It was around the time of the band breakup that he ran into his second and current wife Perla Ferrar, whom he married on October 15, 2001. He had been introduced to her by porn star Ron Jeremy in Las Vegas several years prior, at the height of GN’R’s fame. “I was just in the process of quitting Guns N’ Roses, and I was losing my first wife. I was sitting at the bar and Perla came in with her crazy girlfriends, and we just started dating.” Their first son, London, was born in 2002, and second, Cash (producer Robert Evans came up with the name), was born two years later. Becoming a father meant Slash had to give away his collection of reptiles and wild animals, including a mountain lion that once slept in his bed with him.

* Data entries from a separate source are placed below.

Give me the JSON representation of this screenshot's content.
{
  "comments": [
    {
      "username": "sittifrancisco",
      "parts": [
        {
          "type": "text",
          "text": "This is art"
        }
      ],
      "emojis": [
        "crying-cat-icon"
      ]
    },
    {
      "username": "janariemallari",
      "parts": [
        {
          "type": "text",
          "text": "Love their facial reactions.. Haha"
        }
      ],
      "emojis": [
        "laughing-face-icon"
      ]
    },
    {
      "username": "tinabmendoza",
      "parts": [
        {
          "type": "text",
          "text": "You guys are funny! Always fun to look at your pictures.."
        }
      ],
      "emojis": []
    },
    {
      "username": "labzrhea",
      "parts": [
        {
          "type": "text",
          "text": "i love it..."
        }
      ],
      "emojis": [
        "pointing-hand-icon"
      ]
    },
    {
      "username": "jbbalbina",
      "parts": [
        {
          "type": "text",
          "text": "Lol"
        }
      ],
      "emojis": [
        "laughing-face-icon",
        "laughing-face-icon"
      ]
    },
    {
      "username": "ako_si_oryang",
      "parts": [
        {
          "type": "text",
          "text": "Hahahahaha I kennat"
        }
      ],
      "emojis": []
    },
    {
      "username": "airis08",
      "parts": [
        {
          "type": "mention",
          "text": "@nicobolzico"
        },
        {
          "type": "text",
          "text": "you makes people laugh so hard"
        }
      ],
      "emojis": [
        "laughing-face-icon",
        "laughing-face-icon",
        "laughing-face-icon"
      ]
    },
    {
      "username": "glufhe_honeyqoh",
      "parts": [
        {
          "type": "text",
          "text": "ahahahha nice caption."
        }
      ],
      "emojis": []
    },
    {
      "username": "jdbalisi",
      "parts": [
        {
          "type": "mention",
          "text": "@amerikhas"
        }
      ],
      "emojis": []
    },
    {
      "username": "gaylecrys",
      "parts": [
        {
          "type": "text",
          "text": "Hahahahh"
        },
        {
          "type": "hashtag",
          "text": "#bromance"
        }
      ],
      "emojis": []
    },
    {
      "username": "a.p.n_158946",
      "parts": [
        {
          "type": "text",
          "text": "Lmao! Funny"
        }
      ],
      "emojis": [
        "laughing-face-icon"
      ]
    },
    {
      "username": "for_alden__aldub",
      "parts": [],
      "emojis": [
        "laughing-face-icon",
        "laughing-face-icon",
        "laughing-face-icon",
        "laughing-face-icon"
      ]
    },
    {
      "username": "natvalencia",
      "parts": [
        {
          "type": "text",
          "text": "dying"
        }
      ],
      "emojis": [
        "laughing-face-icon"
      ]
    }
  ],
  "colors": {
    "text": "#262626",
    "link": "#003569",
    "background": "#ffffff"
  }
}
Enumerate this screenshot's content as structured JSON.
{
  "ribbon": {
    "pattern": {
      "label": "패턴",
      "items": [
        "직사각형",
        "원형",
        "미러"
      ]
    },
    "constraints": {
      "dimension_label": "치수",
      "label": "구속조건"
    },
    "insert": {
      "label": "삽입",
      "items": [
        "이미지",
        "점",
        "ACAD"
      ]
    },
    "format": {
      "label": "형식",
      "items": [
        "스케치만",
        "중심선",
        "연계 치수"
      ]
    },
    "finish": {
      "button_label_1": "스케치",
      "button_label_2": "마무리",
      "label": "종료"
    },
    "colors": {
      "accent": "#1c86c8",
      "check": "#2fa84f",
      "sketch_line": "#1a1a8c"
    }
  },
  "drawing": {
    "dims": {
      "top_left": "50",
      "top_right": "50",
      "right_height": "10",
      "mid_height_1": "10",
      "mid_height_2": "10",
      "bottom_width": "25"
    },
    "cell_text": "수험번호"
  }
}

In the meantime, Slash was rounding up former band mates Duff McKagan and Matt Sorum (who replaced Adler in 1990 after Adler was kicked out for his drug abuse), along with Scott Weiland from Stone Temple Pilots and Dave Kushner from Wasted Youth, to form his current project, Velvet RevolverÑthe plan being, no doubt, to continue creating rock music of the highest magnitude. “The best piece of advice my father ever gave me was ‘Don’t go down with the ship.’ That’s what he said when the band was breaking up and I was losing my mind. What I’ve learned is that there’s always another ship.”